One in 10 or 10.3 percent of Filipino children six to 12 years old from selected provinces and cities in the country is Vit. D deficient.
This is according to the 2018 Expanded National Nutrition Survey (ENNS) of the Department of Science and Technology’s Food and Nutrition Research Institute.
Based on the survey, a significantly higher proportion of Vit. D insufficiency is observed in girls, six in 10 (57.6 percent) than among boys, four in 10 (43 percent), aged six to12 years old.
A Vit. D concentration of 50 to less than 75 nanomoles (nmol) per liter (L) is considered insufficient.
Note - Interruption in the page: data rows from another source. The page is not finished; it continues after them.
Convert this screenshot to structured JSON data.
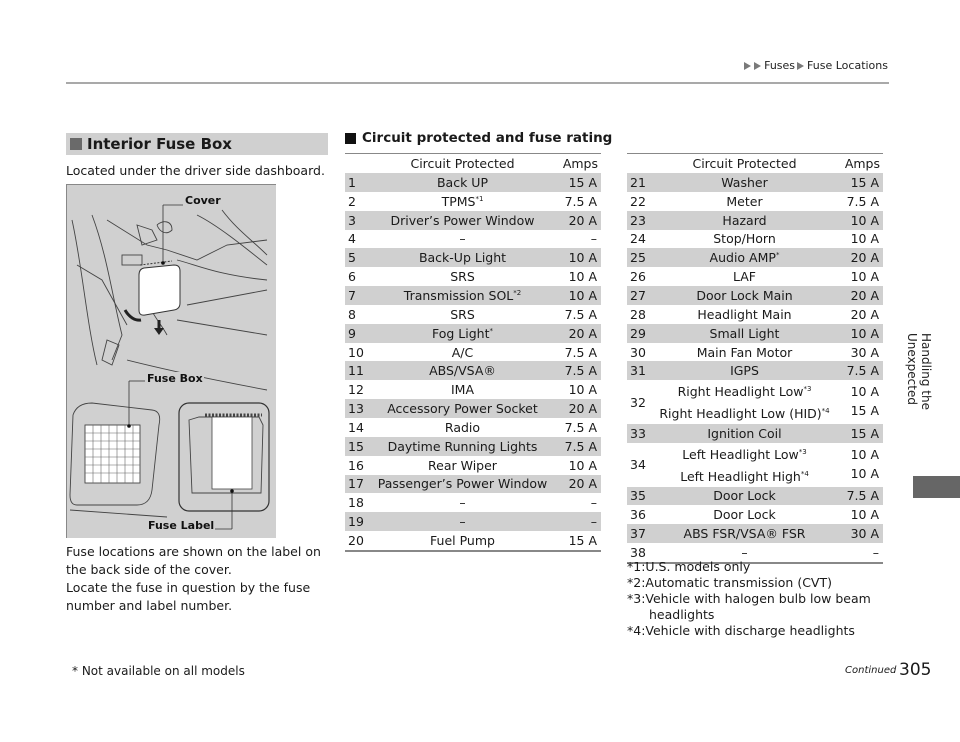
{
  "breadcrumb": {
    "items": [
      "Fuses",
      "Fuse Locations"
    ]
  },
  "left": {
    "section_title": "Interior Fuse Box",
    "intro": "Located under the driver side dashboard.",
    "figure_labels": {
      "cover": "Cover",
      "fuse_box": "Fuse Box",
      "fuse_label": "Fuse Label"
    },
    "notes": [
      "Fuse locations are shown on the label on the back side of the cover.",
      "Locate the fuse in question by the fuse number and label number."
    ]
  },
  "right": {
    "subsection_title": "Circuit protected and fuse rating",
    "columns": {
      "circuit": "Circuit Protected",
      "amps": "Amps"
    },
    "table_left": [
      {
        "num": "1",
        "circuit": "Back UP",
        "amps": "15 A"
      },
      {
        "num": "2",
        "circuit": "TPMS",
        "sup": "*1",
        "amps": "7.5 A"
      },
      {
        "num": "3",
        "circuit": "Driver’s Power Window",
        "amps": "20 A"
      },
      {
        "num": "4",
        "circuit": "–",
        "amps": "–"
      },
      {
        "num": "5",
        "circuit": "Back-Up Light",
        "amps": "10 A"
      },
      {
        "num": "6",
        "circuit": "SRS",
        "amps": "10 A"
      },
      {
        "num": "7",
        "circuit": "Transmission SOL",
        "sup": "*2",
        "amps": "10 A"
      },
      {
        "num": "8",
        "circuit": "SRS",
        "amps": "7.5 A"
      },
      {
        "num": "9",
        "circuit": "Fog Light",
        "sup": "*",
        "amps": "20 A"
      },
      {
        "num": "10",
        "circuit": "A/C",
        "amps": "7.5 A"
      },
      {
        "num": "11",
        "circuit": "ABS/VSA®",
        "amps": "7.5 A"
      },
      {
        "num": "12",
        "circuit": "IMA",
        "amps": "10 A"
      },
      {
        "num": "13",
        "circuit": "Accessory Power Socket",
        "amps": "20 A"
      },
      {
        "num": "14",
        "circuit": "Radio",
        "amps": "7.5 A"
      },
      {
        "num": "15",
        "circuit": "Daytime Running Lights",
        "amps": "7.5 A"
      },
      {
        "num": "16",
        "circuit": "Rear Wiper",
        "amps": "10 A"
      },
      {
        "num": "17",
        "circuit": "Passenger’s Power Window",
        "amps": "20 A"
      },
      {
        "num": "18",
        "circuit": "–",
        "amps": "–"
      },
      {
        "num": "19",
        "circuit": "–",
        "amps": "–"
      },
      {
        "num": "20",
        "circuit": "Fuel Pump",
        "amps": "15 A"
      }
    ],
    "table_right": [
      {
        "num": "21",
        "circuit": "Washer",
        "amps": "15 A"
      },
      {
        "num": "22",
        "circuit": "Meter",
        "amps": "7.5 A"
      },
      {
        "num": "23",
        "circuit": "Hazard",
        "amps": "10 A"
      },
      {
        "num": "24",
        "circuit": "Stop/Horn",
        "amps": "10 A"
      },
      {
        "num": "25",
        "circuit": "Audio AMP",
        "sup": "*",
        "amps": "20 A"
      },
      {
        "num": "26",
        "circuit": "LAF",
        "amps": "10 A"
      },
      {
        "num": "27",
        "circuit": "Door Lock Main",
        "amps": "20 A"
      },
      {
        "num": "28",
        "circuit": "Headlight Main",
        "amps": "20 A"
      },
      {
        "num": "29",
        "circuit": "Small Light",
        "amps": "10 A"
      },
      {
        "num": "30",
        "circuit": "Main Fan Motor",
        "amps": "30 A"
      },
      {
        "num": "31",
        "circuit": "IGPS",
        "amps": "7.5 A"
      },
      {
        "num": "32",
        "lines": [
          {
            "circuit": "Right Headlight Low",
            "sup": "*3",
            "amps": "10 A"
          },
          {
            "circuit": "Right Headlight Low (HID)",
            "sup": "*4",
            "amps": "15 A"
          }
        ]
      },
      {
        "num": "33",
        "circuit": "Ignition Coil",
        "amps": "15 A"
      },
      {
        "num": "34",
        "lines": [
          {
            "circuit": "Left Headlight Low",
            "sup": "*3",
            "amps": "10 A"
          },
          {
            "circuit": "Left Headlight High",
            "sup": "*4",
            "amps": "10 A"
          }
        ]
      },
      {
        "num": "35",
        "circuit": "Door Lock",
        "amps": "7.5 A"
      },
      {
        "num": "36",
        "circuit": "Door Lock",
        "amps": "10 A"
      },
      {
        "num": "37",
        "circuit": "ABS FSR/VSA® FSR",
        "amps": "30 A"
      },
      {
        "num": "38",
        "circuit": "–",
        "amps": "–"
      }
    ],
    "footnotes": [
      {
        "mark": "*1:",
        "text": "U.S. models only"
      },
      {
        "mark": "*2:",
        "text": "Automatic transmission (CVT)"
      },
      {
        "mark": "*3:",
        "text": "Vehicle with halogen bulb low beam",
        "cont": "headlights"
      },
      {
        "mark": "*4:",
        "text": "Vehicle with discharge headlights"
      }
    ]
  },
  "footer": {
    "note": "* Not available on all models",
    "continued": "Continued",
    "page_number": "305"
  },
  "side_tab": {
    "label": "Handling the Unexpected"
  }
}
There are more children in urban areas (59 percent) who have insufficient Vit. D compared to their rural counterparts (45.4 percent), the study also revealed.
The survey also reported four to five in 10 Filipino children six to 12 years old across islands have insufficient levels of Vit. D – (NCR, 57.9 percent; Luzon, 45.8 percent; Visayas, 47.7 percent; and Mindanao, 51.2 percent).
The 2018 ENNS also showed among Filipino children six to 12 years old, a significantly higher proportion or one in 10 (11.9 percent) of girls are Vit. D deficient, compared to 8.6 percent of boys. A Vit. D concentration of less than 50 nmol/L is considered deficient (<50 nmol/L).
The survey added older children 11 to 12 years old have a higher likelihood of having Vit. D deficiency than younger children.
Filipino girls are 1.5 times more likely to be Vit. D deficient than boys, the study found.
The probability of having Vit. D deficiency is 5.4 times higher in children living in urban areas, the survey added.
Vitamin D, also called “sunshine vitamin,” is a micronutrient that helps increase mineral absorption like calcium which is necessary for bone health and development.
The body can make Vit. D when exposed to direct sunlight that converts a chemical in the skin into an active form of the vitamin called calcitriol.
Lack of Vit. D is strongly associated with bone disorders and diseases, such as rickets that affects bone development in children, which may result in bone fragi-lity and fracture in later years.
Vitamin D is also important in protecting the body against some forms of cancer and has recognized roles in preventing respiratory diseases.
Based on the Philippine Dietary Recommended Intakes (PDRI) developed by DOST-FNRI, recommended intake of Vit. D is five micrograms for children six to12 years old for both males and females.
The most practical and free source of Vit. D is from exposure to the sun, which is sufficient to generate our daily Vit. D requirement. – Press release